▶ [Work order]
Look through the data below for the string "Смещение", and copy every line where it turns up.

▶ [Data provided]
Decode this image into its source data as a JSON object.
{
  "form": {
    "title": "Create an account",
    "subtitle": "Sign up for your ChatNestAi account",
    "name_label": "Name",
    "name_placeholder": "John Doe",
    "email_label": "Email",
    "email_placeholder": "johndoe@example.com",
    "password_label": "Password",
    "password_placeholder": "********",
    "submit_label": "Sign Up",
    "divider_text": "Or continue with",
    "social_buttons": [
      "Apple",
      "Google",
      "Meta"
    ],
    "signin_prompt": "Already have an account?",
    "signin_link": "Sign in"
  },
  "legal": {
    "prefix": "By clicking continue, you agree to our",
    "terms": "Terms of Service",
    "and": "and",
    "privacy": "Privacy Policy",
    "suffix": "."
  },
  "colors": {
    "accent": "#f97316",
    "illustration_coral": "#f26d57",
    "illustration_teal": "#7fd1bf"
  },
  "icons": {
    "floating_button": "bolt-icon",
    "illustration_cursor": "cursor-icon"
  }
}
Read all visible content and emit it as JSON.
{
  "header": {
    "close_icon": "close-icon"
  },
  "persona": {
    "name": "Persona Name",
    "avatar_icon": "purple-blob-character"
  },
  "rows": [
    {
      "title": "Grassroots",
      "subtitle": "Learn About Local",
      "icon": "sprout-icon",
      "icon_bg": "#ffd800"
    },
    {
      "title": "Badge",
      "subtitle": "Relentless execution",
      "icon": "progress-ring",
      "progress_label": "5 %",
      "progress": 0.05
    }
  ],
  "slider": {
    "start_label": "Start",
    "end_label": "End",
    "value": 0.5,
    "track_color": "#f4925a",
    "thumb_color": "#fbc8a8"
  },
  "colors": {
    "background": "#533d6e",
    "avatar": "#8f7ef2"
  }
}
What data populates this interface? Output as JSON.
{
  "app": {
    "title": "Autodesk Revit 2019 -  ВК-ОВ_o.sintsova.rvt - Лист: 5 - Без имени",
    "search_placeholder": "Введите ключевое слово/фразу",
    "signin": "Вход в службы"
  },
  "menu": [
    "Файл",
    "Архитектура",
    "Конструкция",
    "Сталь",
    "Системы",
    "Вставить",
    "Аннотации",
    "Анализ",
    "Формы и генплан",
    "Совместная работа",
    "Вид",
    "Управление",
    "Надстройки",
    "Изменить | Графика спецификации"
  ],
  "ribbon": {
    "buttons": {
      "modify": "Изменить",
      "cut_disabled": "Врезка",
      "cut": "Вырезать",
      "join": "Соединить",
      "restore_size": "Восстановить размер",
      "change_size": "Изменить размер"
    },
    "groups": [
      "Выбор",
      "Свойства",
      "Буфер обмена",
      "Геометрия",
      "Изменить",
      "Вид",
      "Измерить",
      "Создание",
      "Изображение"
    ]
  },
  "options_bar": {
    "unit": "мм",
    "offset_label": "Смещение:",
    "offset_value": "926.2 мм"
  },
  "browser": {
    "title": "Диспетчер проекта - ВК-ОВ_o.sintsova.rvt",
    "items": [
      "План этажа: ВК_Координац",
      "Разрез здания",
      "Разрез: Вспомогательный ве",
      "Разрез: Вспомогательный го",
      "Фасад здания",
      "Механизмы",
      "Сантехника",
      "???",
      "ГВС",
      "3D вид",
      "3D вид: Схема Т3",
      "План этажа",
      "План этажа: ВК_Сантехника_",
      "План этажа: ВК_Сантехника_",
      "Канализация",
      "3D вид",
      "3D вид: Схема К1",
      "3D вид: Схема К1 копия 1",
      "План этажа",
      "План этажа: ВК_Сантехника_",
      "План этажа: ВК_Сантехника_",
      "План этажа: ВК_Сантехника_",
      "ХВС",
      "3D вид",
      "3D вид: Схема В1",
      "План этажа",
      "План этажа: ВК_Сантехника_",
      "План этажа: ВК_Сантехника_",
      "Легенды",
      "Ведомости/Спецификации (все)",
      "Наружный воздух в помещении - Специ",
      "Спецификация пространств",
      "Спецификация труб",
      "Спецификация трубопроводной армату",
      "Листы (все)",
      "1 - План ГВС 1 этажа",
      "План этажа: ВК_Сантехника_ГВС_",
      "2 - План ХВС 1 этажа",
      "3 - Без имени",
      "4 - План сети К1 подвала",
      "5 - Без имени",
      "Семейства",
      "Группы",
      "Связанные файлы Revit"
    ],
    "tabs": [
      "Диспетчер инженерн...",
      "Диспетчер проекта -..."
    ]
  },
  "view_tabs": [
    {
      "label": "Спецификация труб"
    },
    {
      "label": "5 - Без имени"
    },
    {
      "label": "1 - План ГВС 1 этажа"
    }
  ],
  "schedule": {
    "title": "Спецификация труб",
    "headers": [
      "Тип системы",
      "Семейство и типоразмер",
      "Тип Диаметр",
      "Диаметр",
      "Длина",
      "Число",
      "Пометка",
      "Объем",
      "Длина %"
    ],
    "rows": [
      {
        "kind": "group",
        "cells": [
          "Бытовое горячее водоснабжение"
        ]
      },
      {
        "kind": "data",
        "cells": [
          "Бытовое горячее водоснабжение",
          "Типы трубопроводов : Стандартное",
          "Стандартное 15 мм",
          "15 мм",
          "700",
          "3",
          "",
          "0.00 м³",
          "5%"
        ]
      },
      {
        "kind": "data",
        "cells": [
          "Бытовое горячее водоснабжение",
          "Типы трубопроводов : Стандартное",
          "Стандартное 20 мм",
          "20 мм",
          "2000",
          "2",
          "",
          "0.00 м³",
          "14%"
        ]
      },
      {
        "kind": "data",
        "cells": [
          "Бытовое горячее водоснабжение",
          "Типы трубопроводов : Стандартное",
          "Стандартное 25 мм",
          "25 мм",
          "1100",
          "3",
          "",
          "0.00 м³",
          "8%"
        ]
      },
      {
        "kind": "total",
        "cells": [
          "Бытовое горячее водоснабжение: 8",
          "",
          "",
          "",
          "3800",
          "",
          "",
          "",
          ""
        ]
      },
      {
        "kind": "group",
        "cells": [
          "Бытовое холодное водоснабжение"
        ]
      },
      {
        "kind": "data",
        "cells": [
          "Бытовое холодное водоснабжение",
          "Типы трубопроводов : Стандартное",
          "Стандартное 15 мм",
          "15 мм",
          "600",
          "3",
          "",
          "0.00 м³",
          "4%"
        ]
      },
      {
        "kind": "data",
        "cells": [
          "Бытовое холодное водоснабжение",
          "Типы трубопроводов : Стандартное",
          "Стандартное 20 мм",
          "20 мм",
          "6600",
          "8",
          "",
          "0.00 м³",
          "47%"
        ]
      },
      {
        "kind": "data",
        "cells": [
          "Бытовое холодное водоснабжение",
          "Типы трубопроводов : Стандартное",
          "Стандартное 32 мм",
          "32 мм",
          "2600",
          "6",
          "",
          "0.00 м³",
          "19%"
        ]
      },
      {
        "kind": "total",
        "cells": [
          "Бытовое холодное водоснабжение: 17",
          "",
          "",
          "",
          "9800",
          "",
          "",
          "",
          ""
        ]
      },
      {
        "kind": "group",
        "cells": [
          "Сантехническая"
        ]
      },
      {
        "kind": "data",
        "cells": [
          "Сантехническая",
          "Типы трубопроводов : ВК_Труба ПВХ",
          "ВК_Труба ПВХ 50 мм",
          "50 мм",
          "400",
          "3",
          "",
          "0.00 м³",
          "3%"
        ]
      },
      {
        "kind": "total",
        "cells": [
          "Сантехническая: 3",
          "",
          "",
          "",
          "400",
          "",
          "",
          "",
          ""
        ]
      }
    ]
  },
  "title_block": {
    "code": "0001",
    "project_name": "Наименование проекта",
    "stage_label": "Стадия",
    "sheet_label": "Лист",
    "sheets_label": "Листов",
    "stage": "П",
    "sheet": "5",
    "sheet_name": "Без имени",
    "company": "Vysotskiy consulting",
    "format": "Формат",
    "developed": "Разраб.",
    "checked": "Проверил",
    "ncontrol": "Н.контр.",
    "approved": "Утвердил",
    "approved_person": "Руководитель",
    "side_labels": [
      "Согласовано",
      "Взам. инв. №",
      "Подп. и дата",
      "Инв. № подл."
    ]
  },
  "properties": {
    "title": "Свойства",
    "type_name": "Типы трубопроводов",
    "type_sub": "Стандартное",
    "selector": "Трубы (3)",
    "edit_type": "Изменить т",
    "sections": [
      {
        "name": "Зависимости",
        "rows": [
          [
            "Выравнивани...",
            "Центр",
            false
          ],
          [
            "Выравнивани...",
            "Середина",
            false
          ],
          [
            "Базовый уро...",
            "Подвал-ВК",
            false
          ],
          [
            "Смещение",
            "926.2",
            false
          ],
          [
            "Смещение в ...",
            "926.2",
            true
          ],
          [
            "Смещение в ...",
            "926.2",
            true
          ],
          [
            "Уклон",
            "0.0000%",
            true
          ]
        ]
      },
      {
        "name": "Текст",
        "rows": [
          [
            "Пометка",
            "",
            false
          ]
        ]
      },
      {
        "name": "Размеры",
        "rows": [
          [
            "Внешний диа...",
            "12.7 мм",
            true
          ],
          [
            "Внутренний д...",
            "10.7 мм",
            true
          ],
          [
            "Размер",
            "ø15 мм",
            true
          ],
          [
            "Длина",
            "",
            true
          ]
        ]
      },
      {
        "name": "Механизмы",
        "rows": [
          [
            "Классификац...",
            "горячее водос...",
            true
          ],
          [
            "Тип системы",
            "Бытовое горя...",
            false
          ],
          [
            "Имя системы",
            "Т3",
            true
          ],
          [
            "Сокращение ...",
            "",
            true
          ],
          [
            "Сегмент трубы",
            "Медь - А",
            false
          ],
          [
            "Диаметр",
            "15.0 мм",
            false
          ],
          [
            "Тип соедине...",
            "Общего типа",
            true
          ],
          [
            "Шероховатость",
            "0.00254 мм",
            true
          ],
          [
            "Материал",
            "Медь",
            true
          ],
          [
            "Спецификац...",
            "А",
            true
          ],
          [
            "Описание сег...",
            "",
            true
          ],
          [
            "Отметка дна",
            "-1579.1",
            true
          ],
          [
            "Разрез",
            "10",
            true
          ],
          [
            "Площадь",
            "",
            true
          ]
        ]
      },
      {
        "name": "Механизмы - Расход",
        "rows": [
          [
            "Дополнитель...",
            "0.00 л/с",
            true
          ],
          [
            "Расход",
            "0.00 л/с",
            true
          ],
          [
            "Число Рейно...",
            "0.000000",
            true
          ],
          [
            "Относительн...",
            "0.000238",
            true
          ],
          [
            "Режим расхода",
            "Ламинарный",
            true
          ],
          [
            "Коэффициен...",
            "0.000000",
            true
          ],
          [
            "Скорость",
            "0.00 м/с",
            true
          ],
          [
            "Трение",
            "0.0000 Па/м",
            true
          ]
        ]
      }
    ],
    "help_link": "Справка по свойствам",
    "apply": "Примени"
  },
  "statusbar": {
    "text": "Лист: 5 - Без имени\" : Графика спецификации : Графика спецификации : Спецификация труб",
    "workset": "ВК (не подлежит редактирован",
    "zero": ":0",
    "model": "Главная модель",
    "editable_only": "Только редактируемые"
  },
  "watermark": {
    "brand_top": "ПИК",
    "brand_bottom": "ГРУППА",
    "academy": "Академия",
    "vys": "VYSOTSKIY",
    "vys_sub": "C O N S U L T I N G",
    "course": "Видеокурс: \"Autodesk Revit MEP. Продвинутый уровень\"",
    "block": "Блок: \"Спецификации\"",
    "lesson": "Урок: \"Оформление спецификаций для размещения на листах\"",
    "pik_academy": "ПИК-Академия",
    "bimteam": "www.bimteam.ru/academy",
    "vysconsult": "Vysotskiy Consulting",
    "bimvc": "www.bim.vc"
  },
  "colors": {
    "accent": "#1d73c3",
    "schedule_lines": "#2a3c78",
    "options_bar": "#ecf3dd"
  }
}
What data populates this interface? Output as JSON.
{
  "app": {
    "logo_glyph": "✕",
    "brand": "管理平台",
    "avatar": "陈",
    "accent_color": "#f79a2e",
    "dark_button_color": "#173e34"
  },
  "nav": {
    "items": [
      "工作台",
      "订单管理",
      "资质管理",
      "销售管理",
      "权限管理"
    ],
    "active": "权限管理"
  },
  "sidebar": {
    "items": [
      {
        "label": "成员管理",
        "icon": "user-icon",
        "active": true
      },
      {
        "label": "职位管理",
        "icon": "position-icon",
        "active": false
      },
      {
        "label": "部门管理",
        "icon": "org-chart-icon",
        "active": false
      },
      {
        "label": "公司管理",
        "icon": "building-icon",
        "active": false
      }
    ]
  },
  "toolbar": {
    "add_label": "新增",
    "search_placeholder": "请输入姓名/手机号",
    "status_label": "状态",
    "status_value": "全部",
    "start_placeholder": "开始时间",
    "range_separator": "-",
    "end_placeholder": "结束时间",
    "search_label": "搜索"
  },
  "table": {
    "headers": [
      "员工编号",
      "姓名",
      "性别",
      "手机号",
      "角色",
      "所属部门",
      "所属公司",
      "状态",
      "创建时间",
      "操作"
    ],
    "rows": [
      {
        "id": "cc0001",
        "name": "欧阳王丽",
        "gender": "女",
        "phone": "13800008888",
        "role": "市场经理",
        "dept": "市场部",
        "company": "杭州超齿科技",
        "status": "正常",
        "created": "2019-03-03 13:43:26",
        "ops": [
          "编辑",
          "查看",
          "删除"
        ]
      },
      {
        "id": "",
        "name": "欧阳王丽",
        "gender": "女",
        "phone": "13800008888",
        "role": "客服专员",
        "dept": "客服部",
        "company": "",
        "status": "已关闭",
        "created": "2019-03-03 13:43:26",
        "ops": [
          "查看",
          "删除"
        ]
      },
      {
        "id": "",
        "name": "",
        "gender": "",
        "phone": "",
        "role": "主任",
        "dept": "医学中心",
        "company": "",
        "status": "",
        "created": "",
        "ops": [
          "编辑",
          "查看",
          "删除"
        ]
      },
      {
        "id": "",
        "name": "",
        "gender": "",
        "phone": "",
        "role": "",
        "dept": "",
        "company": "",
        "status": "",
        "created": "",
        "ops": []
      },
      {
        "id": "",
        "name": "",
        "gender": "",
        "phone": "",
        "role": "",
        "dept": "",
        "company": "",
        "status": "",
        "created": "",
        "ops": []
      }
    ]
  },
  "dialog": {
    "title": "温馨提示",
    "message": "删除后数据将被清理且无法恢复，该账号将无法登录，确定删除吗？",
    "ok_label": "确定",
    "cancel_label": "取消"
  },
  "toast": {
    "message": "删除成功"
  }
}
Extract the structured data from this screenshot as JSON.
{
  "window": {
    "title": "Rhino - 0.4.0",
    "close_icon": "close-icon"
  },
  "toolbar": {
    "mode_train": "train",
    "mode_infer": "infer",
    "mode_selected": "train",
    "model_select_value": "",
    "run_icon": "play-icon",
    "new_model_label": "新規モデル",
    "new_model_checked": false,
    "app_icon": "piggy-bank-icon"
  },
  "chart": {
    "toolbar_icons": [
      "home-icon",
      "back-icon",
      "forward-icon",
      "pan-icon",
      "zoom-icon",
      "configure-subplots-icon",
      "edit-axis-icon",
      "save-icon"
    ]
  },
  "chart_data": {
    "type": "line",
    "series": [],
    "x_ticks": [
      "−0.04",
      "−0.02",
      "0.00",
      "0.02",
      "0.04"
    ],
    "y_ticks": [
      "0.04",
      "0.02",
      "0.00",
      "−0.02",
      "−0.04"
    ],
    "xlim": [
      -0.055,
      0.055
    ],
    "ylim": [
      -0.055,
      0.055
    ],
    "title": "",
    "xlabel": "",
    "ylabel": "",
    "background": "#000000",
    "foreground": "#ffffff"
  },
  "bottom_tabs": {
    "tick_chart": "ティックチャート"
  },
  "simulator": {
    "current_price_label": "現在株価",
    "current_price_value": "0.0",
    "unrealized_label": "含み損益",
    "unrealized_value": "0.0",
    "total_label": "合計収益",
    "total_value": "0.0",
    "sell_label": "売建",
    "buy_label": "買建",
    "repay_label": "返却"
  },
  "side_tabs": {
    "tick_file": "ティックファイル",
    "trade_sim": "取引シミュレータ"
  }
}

▶ [Solution to the problem]
    "offset_label": "Смещение:",
            "Смещение",
            "Смещение в ...",
            "Смещение в ...",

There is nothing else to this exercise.